Margo said...

Thanks, Lynn. I checked it out - at The Kitchn. The comments indicate that some people have trouble due to width of jar and lack of power in their stick blenders. I'd hate to have a jar of oily mess!

Hazel said...

I was going to suggest the stick blender method too. Guaranteed to impress when you whip up some mayonnaise as a dip when friends drop in unexpectedly (I add some chopped garlic at the end- less fiery for the uninitiated than adding it with the egg). And it means I'll make it for packed lunch sandwiches at 7am.

I have an elderly standard stick blender, nothing fancy, and it works brilliantly. It came with a plastic measuring container that I use, but a wide mouthed Mason jar would be fine, I think. My Kilner jars are not quite wide enough to allow the blender in. I have made it in a large Weck jar, if I'm making double, and a 2 pint Pyrex jug and they're ok too. I like being able to put the lid on the container I've made it in best though.

Like your mayo, very occasionally it comes out runny, and I've no idea why, but it's never not worked at all.
And if mayo does fail, you can use it to dress pasta, a la Tamar Adler :) I'd add peas and ,maybe some bacon, I think.

Unknown said...

Looks good! While we have our own fresh eggs, ironically we rarely use mayo, otherwise I'd make some...

Margo said...

Hazel, thanks for the details. I might just try it. . . do you use only egg yolks? What do you do with the whites?

Hazel said...

I use the whole egg. The original instructions I read said to, and anyway there are only so many meringues you can (or should) eat!
Having said which, I'd use a leftover yolk if I had one.

jenny_o said...

You are so right about needing to think about the peripheral parts of "picking up a few things" at the grocery store. Time, energy, money, environmental impact, family impact. And last, but not least, taste! This mayo sounds delicious.

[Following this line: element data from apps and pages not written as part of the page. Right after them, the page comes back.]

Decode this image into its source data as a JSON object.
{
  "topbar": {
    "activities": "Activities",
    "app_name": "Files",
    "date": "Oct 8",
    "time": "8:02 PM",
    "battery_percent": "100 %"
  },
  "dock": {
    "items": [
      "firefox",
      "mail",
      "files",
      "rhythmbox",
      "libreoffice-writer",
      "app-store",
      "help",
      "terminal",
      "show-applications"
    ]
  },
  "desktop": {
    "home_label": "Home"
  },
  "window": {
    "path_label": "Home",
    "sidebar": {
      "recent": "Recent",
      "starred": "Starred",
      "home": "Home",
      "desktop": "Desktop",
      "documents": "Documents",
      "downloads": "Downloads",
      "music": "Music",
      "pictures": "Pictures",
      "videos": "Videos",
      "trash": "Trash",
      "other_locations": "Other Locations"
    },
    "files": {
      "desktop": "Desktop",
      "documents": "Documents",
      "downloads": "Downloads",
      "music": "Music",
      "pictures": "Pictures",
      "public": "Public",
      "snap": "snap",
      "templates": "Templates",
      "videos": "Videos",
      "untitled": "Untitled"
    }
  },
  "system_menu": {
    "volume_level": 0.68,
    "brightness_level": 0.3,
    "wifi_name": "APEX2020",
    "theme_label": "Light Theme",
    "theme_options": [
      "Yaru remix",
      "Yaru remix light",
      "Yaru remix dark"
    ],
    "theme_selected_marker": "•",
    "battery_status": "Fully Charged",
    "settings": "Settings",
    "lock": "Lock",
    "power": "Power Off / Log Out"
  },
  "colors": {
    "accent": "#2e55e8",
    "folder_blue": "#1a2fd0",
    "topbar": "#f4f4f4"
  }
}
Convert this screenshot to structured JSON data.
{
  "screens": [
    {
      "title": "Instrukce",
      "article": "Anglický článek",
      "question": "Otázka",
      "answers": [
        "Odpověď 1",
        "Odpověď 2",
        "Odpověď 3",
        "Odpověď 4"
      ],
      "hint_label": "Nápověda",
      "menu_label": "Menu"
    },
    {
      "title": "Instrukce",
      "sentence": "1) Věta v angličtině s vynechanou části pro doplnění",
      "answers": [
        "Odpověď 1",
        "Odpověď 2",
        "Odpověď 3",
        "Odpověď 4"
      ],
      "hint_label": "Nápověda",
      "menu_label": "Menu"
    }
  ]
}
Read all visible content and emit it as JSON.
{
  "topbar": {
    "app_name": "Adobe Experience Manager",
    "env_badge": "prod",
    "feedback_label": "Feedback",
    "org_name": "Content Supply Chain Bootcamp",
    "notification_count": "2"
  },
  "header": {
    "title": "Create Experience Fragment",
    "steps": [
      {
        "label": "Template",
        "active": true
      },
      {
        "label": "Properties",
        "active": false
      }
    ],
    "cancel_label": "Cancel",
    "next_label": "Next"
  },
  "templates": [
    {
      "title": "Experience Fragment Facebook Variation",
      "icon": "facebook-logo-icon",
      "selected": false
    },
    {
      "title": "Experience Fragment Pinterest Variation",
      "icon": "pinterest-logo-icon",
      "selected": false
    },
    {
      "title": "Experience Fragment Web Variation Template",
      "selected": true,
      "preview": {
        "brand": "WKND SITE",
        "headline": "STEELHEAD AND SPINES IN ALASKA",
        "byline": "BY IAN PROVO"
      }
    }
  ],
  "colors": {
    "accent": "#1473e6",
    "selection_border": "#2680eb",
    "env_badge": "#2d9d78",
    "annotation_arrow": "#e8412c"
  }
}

Unknown said...

This is one of those things I keep saying I'm going to make. Hopefully this will inspire me to finally make the plunge.

Lana said...

The thing about our grown children is that they pretty much don't keep a supply of any kind of food in the house and would have to go to the store to get the ingredients for making the mayo! I just don't understand how they can function this way. They run to the store for 3-4 items all of the time. It would drive me nuts!

Sew Blessed Maw [Judy] said...

sounds really easy..

Sarah Barry said...

I love mayo. Might not take up homemade kind just yet, but eventually would love to try it.

Also, yes and yes. Shopping takes time and energy, and I agree few people really factor that in to their food prep time. Sometimes, when we are seemingly out of food, I tell myself to just cook up everything I can with what I've got. And I find that what seemed like nothing turns into a small feast!

Gina said...

I've been wanting to try to make mayo but I was intimidated. And I thought it had to be used within a few days.

Your recipe has me eager to try it. And summer is the perfect time since I'm making so much potato salad and other mayo hogging recipes.


Naptime Seamstress said...

Can you use coconut oil instead of the veg/canola oil?

I've used coconut oil in a honey mustard salad dressing - and while it got firm in the fridge, a couple of stirs and it was ready to spoon over a salad.....Do you think coconut oil would act the same way in this mayo recipe?

Margo said...

Naptime Seamstress, I've only used coconut oil when it was actually specified in a recipe, so I'm not confident enough to say it would work here in mayo. If I was you, I would make a half-recipe and see! If you do, please report back so we all know.

Polly said...

I am so fascinated by homemade mayo. I have been for a while, since I read Tamar Adler discuss it. My husband is an absolute raw egg-o-phobe and I'm not sure he could deal with it, but our eggs come from a local farmer and I feel sure they are safe. I just feel that this must taste so far superior to store-bought mayo that it's worth the work and the 'risk' (I don't think there's much risk).

Margo said...

Polly, homemade is good but the contrast between it and commercial is not as striking as some other foods. Also, tell your husband that salmonella usually just makes adults sick for a few days. Complications and death are very rare and usually just for people with compromised immune systems. Funny how those facts get overlooked in news media, huh?